*Exercise aim*. Below are some records; output all of them exactly as they read.

* * * * *

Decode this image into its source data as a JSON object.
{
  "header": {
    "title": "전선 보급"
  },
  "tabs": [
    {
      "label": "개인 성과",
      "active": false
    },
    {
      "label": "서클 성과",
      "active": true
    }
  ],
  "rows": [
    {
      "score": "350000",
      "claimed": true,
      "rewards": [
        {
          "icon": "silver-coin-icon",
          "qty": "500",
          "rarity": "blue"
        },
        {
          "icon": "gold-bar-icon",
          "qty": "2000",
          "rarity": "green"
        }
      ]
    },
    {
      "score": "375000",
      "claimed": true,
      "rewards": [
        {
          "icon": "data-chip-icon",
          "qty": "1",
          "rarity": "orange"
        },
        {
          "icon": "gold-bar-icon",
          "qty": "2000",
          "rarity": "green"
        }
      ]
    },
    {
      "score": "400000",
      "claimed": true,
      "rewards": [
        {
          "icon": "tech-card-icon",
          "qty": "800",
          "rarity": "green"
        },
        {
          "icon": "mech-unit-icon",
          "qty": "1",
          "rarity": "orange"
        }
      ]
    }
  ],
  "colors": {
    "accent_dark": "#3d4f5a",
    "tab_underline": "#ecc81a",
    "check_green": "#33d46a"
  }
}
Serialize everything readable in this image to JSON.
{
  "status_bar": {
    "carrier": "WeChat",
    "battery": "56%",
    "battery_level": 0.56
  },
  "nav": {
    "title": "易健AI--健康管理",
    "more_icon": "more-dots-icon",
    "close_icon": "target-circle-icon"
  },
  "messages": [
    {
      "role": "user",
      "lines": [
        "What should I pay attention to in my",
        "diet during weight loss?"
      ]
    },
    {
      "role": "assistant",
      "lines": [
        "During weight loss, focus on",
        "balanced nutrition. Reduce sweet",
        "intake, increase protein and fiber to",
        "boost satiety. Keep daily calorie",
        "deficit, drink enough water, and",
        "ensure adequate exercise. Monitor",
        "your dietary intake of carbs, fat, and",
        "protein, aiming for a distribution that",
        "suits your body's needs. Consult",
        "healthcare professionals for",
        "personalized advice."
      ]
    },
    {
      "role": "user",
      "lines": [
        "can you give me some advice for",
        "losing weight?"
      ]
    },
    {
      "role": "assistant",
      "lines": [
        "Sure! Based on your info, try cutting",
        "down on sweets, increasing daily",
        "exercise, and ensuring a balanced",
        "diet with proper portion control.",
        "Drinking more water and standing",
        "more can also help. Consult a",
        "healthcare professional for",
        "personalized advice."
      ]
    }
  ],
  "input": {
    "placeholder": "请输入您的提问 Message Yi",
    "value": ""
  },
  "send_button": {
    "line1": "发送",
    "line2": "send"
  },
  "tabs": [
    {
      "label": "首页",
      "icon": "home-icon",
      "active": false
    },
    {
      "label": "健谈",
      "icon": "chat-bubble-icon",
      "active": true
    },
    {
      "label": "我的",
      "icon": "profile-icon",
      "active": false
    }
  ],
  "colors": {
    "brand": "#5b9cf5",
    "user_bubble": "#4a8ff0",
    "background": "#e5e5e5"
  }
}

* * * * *

*Output*.
Decode this image into its source data as a JSON object.
{
  "header": {
    "title": "전선 보급"
  },
  "tabs": [
    {
      "label": "개인 성과",
      "active": false
    },
    {
      "label": "서클 성과",
      "active": true
    }
  ],
  "rows": [
    {
      "score": "350000",
      "claimed": true,
      "rewards": [
        {
          "icon": "silver-coin-icon",
          "qty": "500",
          "rarity": "blue"
        },
        {
          "icon": "gold-bar-icon",
          "qty": "2000",
          "rarity": "green"
        }
      ]
    },
    {
      "score": "375000",
      "claimed": true,
      "rewards": [
        {
          "icon": "data-chip-icon",
          "qty": "1",
          "rarity": "orange"
        },
        {
          "icon": "gold-bar-icon",
          "qty": "2000",
          "rarity": "green"
        }
      ]
    },
    {
      "score": "400000",
      "claimed": true,
      "rewards": [
        {
          "icon": "tech-card-icon",
          "qty": "800",
          "rarity": "green"
        },
        {
          "icon": "mech-unit-icon",
          "qty": "1",
          "rarity": "orange"
        }
      ]
    }
  ],
  "colors": {
    "accent_dark": "#3d4f5a",
    "tab_underline": "#ecc81a",
    "check_green": "#33d46a"
  }
}
Serialize everything readable in this image to JSON.
{
  "status_bar": {
    "carrier": "WeChat",
    "battery": "56%",
    "battery_level": 0.56
  },
  "nav": {
    "title": "易健AI--健康管理",
    "more_icon": "more-dots-icon",
    "close_icon": "target-circle-icon"
  },
  "messages": [
    {
      "role": "user",
      "lines": [
        "What should I pay attention to in my",
        "diet during weight loss?"
      ]
    },
    {
      "role": "assistant",
      "lines": [
        "During weight loss, focus on",
        "balanced nutrition. Reduce sweet",
        "intake, increase protein and fiber to",
        "boost satiety. Keep daily calorie",
        "deficit, drink enough water, and",
        "ensure adequate exercise. Monitor",
        "your dietary intake of carbs, fat, and",
        "protein, aiming for a distribution that",
        "suits your body's needs. Consult",
        "healthcare professionals for",
        "personalized advice."
      ]
    },
    {
      "role": "user",
      "lines": [
        "can you give me some advice for",
        "losing weight?"
      ]
    },
    {
      "role": "assistant",
      "lines": [
        "Sure! Based on your info, try cutting",
        "down on sweets, increasing daily",
        "exercise, and ensuring a balanced",
        "diet with proper portion control.",
        "Drinking more water and standing",
        "more can also help. Consult a",
        "healthcare professional for",
        "personalized advice."
      ]
    }
  ],
  "input": {
    "placeholder": "请输入您的提问 Message Yi",
    "value": ""
  },
  "send_button": {
    "line1": "发送",
    "line2": "send"
  },
  "tabs": [
    {
      "label": "首页",
      "icon": "home-icon",
      "active": false
    },
    {
      "label": "健谈",
      "icon": "chat-bubble-icon",
      "active": true
    },
    {
      "label": "我的",
      "icon": "profile-icon",
      "active": false
    }
  ],
  "colors": {
    "brand": "#5b9cf5",
    "user_bubble": "#4a8ff0",
    "background": "#e5e5e5"
  }
}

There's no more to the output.